• _TASK INSTRUCTIONS_
Locate every line in the records below that holds the word "files" and return each one.

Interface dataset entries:
..........

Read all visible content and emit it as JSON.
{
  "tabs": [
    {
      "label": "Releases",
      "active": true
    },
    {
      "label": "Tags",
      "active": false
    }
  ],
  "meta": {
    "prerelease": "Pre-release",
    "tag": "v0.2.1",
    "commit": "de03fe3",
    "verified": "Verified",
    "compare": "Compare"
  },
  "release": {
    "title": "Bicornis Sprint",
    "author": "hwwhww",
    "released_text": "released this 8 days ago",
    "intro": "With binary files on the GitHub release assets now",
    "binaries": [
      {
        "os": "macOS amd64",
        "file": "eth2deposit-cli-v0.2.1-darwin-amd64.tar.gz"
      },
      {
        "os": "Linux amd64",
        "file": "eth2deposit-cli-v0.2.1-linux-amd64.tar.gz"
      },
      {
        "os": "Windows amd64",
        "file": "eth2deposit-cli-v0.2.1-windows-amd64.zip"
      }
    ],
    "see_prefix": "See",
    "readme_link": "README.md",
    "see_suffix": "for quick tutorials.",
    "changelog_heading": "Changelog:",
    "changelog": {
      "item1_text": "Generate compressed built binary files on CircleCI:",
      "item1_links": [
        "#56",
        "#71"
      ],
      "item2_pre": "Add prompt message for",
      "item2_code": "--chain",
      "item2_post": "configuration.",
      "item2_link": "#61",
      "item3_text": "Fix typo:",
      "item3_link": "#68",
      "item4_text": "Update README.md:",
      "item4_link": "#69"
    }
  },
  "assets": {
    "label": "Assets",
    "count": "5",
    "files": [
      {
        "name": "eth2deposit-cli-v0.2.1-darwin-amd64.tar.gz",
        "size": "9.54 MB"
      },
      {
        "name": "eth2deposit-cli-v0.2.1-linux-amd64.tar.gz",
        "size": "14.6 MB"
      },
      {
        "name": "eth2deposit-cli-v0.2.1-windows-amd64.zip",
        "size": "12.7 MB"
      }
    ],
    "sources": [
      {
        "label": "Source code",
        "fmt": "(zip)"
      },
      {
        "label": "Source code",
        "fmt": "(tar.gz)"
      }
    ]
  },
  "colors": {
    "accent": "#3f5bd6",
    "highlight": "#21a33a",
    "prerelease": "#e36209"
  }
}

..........

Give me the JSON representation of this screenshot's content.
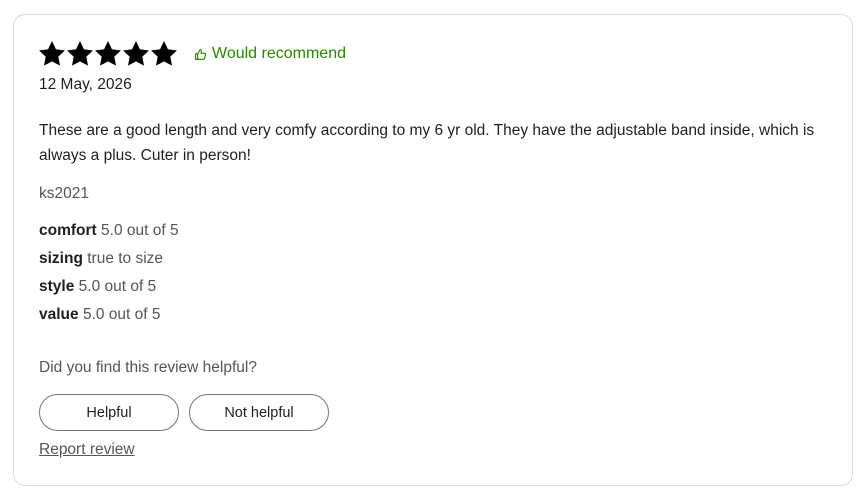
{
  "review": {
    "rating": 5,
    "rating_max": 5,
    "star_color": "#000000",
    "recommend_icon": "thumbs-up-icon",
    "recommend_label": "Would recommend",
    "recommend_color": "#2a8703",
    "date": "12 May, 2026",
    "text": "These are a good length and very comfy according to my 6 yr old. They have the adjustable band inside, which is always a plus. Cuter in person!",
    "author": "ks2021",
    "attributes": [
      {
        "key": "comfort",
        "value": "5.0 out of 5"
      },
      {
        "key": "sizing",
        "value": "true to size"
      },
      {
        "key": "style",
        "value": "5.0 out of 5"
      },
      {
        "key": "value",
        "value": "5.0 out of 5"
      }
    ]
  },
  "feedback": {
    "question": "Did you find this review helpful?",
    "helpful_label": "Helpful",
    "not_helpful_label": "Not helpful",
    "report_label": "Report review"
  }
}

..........

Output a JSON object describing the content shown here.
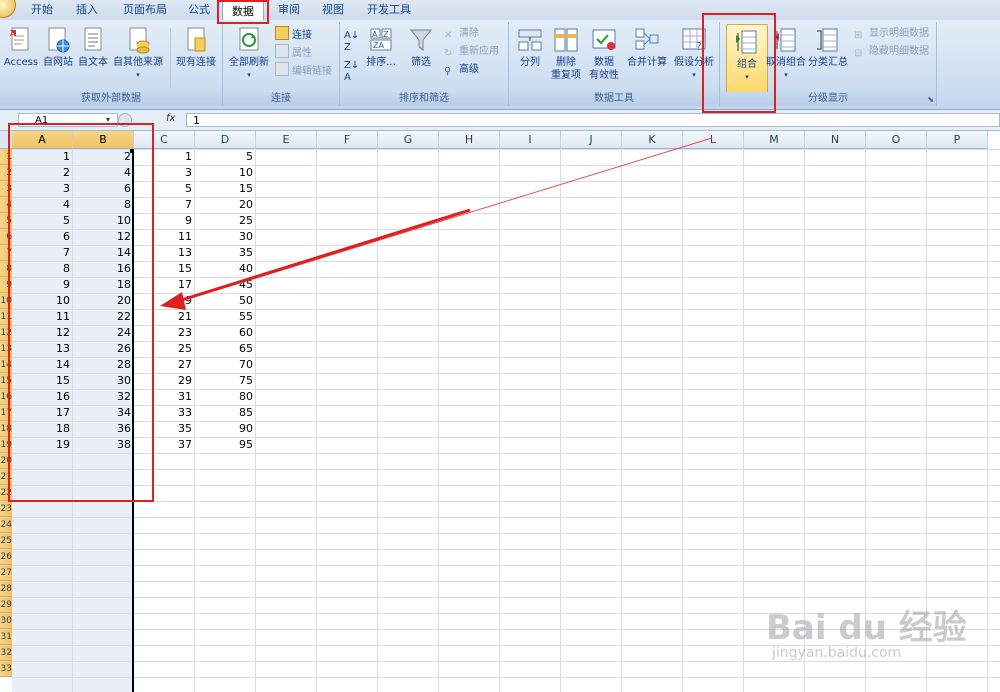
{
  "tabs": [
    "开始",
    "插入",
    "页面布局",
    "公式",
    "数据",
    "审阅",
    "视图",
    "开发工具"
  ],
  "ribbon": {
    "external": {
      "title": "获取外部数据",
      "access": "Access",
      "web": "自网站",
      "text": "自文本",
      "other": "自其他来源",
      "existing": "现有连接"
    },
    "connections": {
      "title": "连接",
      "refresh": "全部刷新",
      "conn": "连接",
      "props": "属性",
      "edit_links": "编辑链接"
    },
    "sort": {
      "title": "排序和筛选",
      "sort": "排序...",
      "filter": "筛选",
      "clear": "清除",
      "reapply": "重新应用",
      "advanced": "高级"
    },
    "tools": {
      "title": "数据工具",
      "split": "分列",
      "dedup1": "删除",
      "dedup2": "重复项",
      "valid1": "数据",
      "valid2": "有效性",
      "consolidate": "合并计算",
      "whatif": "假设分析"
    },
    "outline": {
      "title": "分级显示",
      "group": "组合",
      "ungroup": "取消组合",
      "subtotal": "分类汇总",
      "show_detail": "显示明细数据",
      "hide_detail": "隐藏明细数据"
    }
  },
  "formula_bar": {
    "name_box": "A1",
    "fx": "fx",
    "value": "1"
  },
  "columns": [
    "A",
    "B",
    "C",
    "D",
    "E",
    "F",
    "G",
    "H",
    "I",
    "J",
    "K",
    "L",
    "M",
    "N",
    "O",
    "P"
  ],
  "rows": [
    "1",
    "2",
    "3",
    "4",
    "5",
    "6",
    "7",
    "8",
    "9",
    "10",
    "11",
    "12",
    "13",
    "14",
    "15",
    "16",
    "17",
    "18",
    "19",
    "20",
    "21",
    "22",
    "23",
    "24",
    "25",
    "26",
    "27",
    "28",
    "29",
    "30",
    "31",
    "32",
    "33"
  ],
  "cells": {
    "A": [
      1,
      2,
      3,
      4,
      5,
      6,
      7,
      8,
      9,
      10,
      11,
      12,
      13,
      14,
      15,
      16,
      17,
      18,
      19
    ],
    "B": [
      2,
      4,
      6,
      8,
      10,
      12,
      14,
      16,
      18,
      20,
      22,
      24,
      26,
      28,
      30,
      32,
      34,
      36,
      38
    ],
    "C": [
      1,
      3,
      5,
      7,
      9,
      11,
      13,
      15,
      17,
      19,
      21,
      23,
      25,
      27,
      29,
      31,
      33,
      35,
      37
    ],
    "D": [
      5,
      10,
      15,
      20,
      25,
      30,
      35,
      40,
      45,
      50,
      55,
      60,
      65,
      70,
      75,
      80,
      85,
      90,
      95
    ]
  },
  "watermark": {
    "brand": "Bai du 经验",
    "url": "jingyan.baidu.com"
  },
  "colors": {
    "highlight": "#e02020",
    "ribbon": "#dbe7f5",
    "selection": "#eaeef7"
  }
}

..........

• _YOUR RESPONSE_
    "intro": "With binary files on the GitHub release assets now",
      "item1_text": "Generate compressed built binary files on CircleCI:",
    "files": [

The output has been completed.